Bestbath Systems, a Treasure Valley staple now located in Caldwell, is known for building easily accessible showers and tubs by hand.
Like it or not, they also specialize in deftly weathering tumultuous economic trends.
Co-owner Gary Multanen has been with the company since 1972. He’s seen sales grow from about $180,000 during his first year; to $1 million four years later; to a high of $23 million in 2008, because of architectural projects that were already arranged and funded.
But in 2009, they dropped below $16 million. “This is the fourth recession I’ve lived through in business,” Multanen said. “But this one, frankly, has been the easiest on the corporation.”
But it hasn’t been easy on the employees, he said. “In 2008, we had 147 employees, and we have 92 today. So Bestbath, like a lot of companies, has learned in this recession how to be more efficient. We literally produce more product per employee than we ever have.”
Multanen bought the company with two investors in 1981. He now shares ownership with his wife, Susan. In 2005, he changed the company’s name from Component Structures, Inc.
BBS sells to 220 dealers across Canada and the U.S. Most of the products go to hospitals, university housing, assisted living facilities and public housing.
“Our product stands out because it’s very attractive,” said Multanen. Design options include accenting, simulated granite and ceramic tile – and everything is available in a wide range of colors.
BBS eliminates the largest problem with ceramics: maintaining the grout. “With our product, there is no grout to be concerned about,” he said.
The most important goals during a recession are cutting costs and keeping customers happy, Multanen said. “You have to make sure your customers have no reason to go elsewhere.” BBS has adopted a “lean philosophy” to eliminate wasted motion. One facet involved rearranging the factory to reduce the distance each employee must walk to complete a job.
One customer-friendly practice at BBS is its affordable 30-year warranty, which costs less than 1 percent of the sale price.
Demand has been growing, helping spur Bestbath’s move from Boise to a more spacious factory in Caldwell last year. Sales increased by 10 percent in 2010 and by 16 percent so far this year. “We’re very pleased with the growth that’s taking place in 2011,” Multanen said. “We’re anticipating continued sales growth in 2012.”
The company strives to reach $30 million in sales by 2015.

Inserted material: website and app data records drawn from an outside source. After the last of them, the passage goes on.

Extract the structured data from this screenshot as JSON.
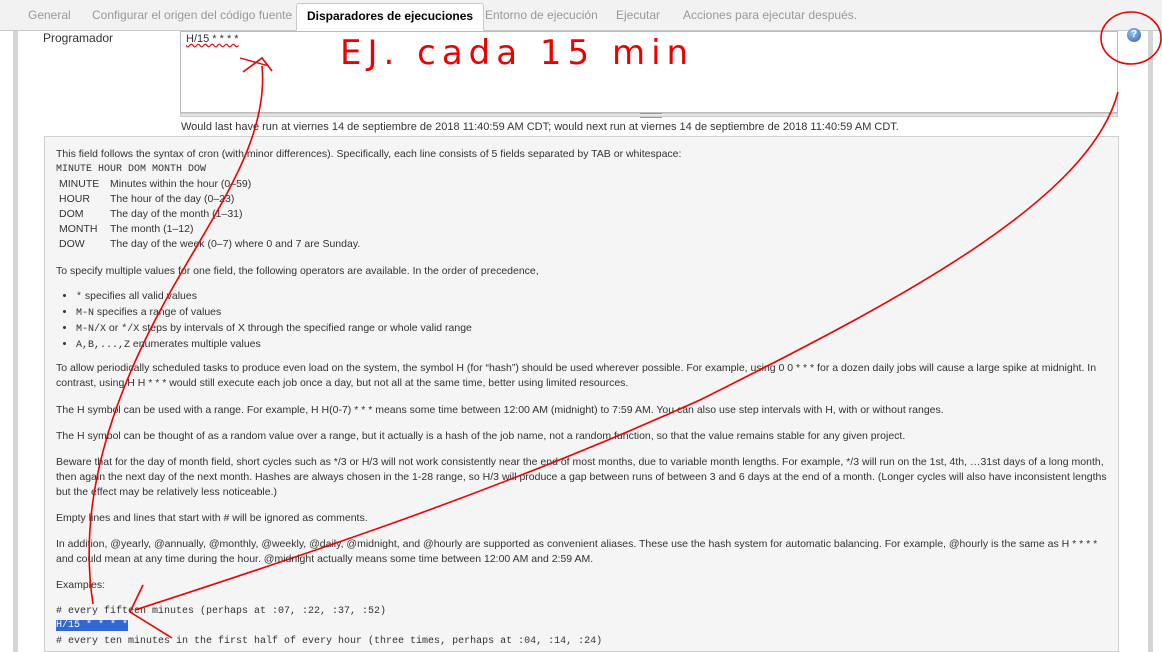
{
  "tabs": [
    {
      "label": "General",
      "active": false
    },
    {
      "label": "Configurar el origen del código fuente",
      "active": false
    },
    {
      "label": "Disparadores de ejecuciones",
      "active": true
    },
    {
      "label": "Entorno de ejecución",
      "active": false
    },
    {
      "label": "Ejecutar",
      "active": false
    },
    {
      "label": "Acciones para ejecutar después.",
      "active": false
    }
  ],
  "scheduler": {
    "label": "Programador",
    "value": "H/15 * * * *",
    "status": "Would last have run at viernes 14 de septiembre de 2018 11:40:59 AM CDT; would next run at viernes 14 de septiembre de 2018 11:40:59 AM CDT."
  },
  "help": {
    "intro": "This field follows the syntax of cron (with minor differences). Specifically, each line consists of 5 fields separated by TAB or whitespace:",
    "format_line": "MINUTE HOUR DOM MONTH DOW",
    "fields": [
      {
        "name": "MINUTE",
        "desc": "Minutes within the hour (0–59)"
      },
      {
        "name": "HOUR",
        "desc": "The hour of the day (0–23)"
      },
      {
        "name": "DOM",
        "desc": "The day of the month (1–31)"
      },
      {
        "name": "MONTH",
        "desc": "The month (1–12)"
      },
      {
        "name": "DOW",
        "desc": "The day of the week (0–7) where 0 and 7 are Sunday."
      }
    ],
    "operators_intro": "To specify multiple values for one field, the following operators are available. In the order of precedence,",
    "operators": [
      {
        "code": "*",
        "text": " specifies all valid values"
      },
      {
        "code": "M-N",
        "text": " specifies a range of values"
      },
      {
        "code": "M-N/X",
        "text": " or ",
        "code2": "*/X",
        "text2": " steps by intervals of X through the specified range or whole valid range"
      },
      {
        "code": "A,B,...,Z",
        "text": " enumerates multiple values"
      }
    ],
    "p_hash": "To allow periodically scheduled tasks to produce even load on the system, the symbol H (for “hash”) should be used wherever possible. For example, using 0 0 * * * for a dozen daily jobs will cause a large spike at midnight. In contrast, using H H * * * would still execute each job once a day, but not all at the same time, better using limited resources.",
    "p_range": "The H symbol can be used with a range. For example, H H(0-7) * * * means some time between 12:00 AM (midnight) to 7:59 AM. You can also use step intervals with H, with or without ranges.",
    "p_random": "The H symbol can be thought of as a random value over a range, but it actually is a hash of the job name, not a random function, so that the value remains stable for any given project.",
    "p_beware": "Beware that for the day of month field, short cycles such as */3 or H/3 will not work consistently near the end of most months, due to variable month lengths. For example, */3 will run on the 1st, 4th, …31st days of a long month, then again the next day of the next month. Hashes are always chosen in the 1-28 range, so H/3 will produce a gap between runs of between 3 and 6 days at the end of a month. (Longer cycles will also have inconsistent lengths but the effect may be relatively less noticeable.)",
    "p_empty": "Empty lines and lines that start with # will be ignored as comments.",
    "p_aliases": "In addition, @yearly, @annually, @monthly, @weekly, @daily, @midnight, and @hourly are supported as convenient aliases. These use the hash system for automatic balancing. For example, @hourly is the same as H * * * * and could mean at any time during the hour. @midnight actually means some time between 12:00 AM and 2:59 AM.",
    "examples_label": "Examples:",
    "ex1_comment": "# every fifteen minutes (perhaps at :07, :22, :37, :52)",
    "ex1_code": "H/15 * * * *",
    "ex2_comment": "# every ten minutes in the first half of every hour (three times, perhaps at :04, :14, :24)"
  },
  "annotation": {
    "text": "EJ. cada 15 min",
    "color": "#e00000"
  },
  "icons": {
    "help": "question-help-icon"
  }
}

BBS adds new dealers every month, including 29 already in 2011. Three times a year, the factory hosts Dealer Days to train dealers from all over the country.
New opportunities arise “as we explore different markets and look at different ideas to help people, which is really what we do,” said Michael Hensel, chief financial officer.

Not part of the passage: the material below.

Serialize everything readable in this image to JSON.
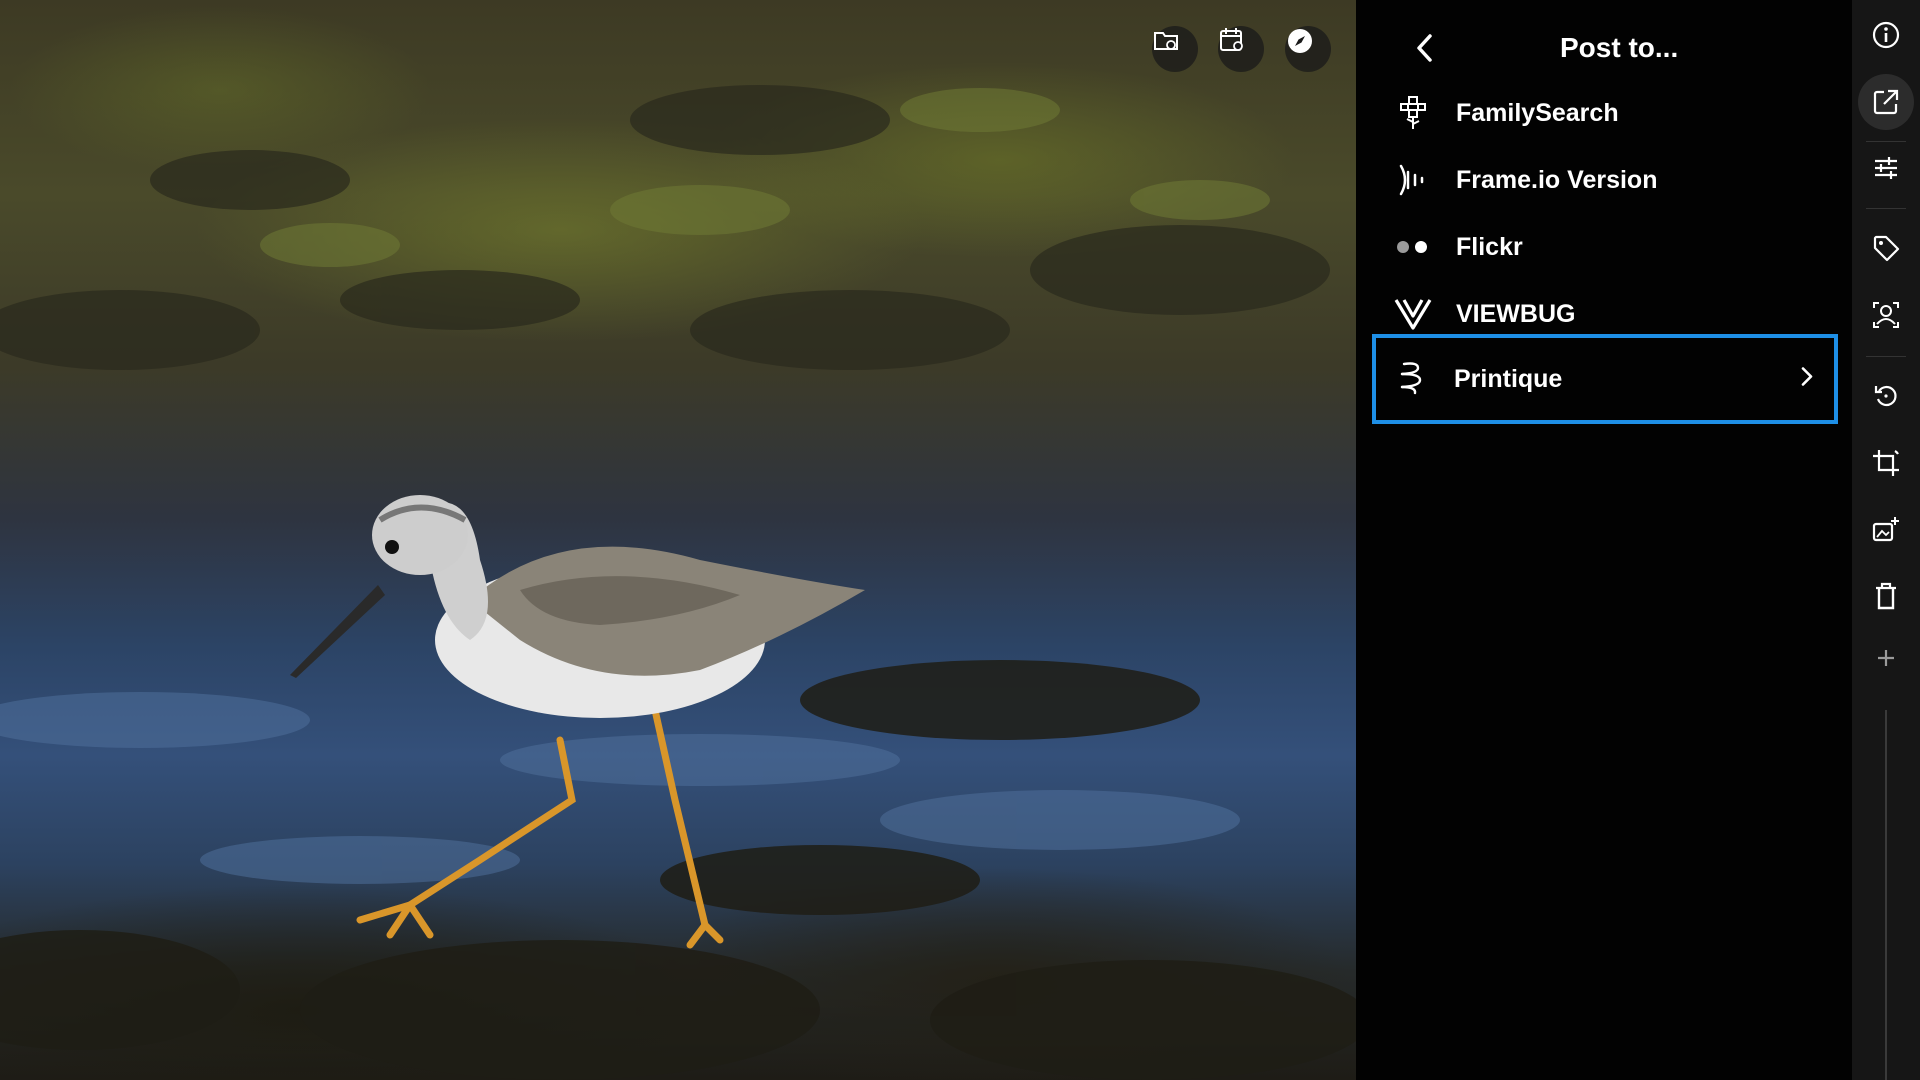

Filling their niche
Because accessibility guidelines for bath systems have become stricter, companies such as Housing Authorities of Billings in Montana use BBS products to update their housing units. “Each project that we’ve done (with BBS) has turned out excellent, and we’re very happy,” said Gib Glasson, director of facilities management. “When we have issues, they send someone out to Montana.”
For instance, when a contractor put shower rods too high, BBS fixed the problem and split the cost with the contractor, Glasson said. In another instance, BBS custom built a shower facility for an oddly shaped space.
“It’s expensive, but well worth the money,” Glasson said.
Gary Multanen co-owns Bestbath Systems with his wife, Susan, and has been with the company for 39 years. He was a journalist in the military for three years in the late ’60s, stationed in Italy. Susan taught for 35 years. Now she facilitates educational training for the company and sits on the advisory board.
Michael Hensel is the chief financial officer and has been with the company for five years. He graduated from Montana State University in business with an accounting emphasis and is a certified public accountant.
Jeff Mooney, President, joined Bestbath in 1992. He grew up in Boise and attended the University of Idaho. He has been in sales his entire career.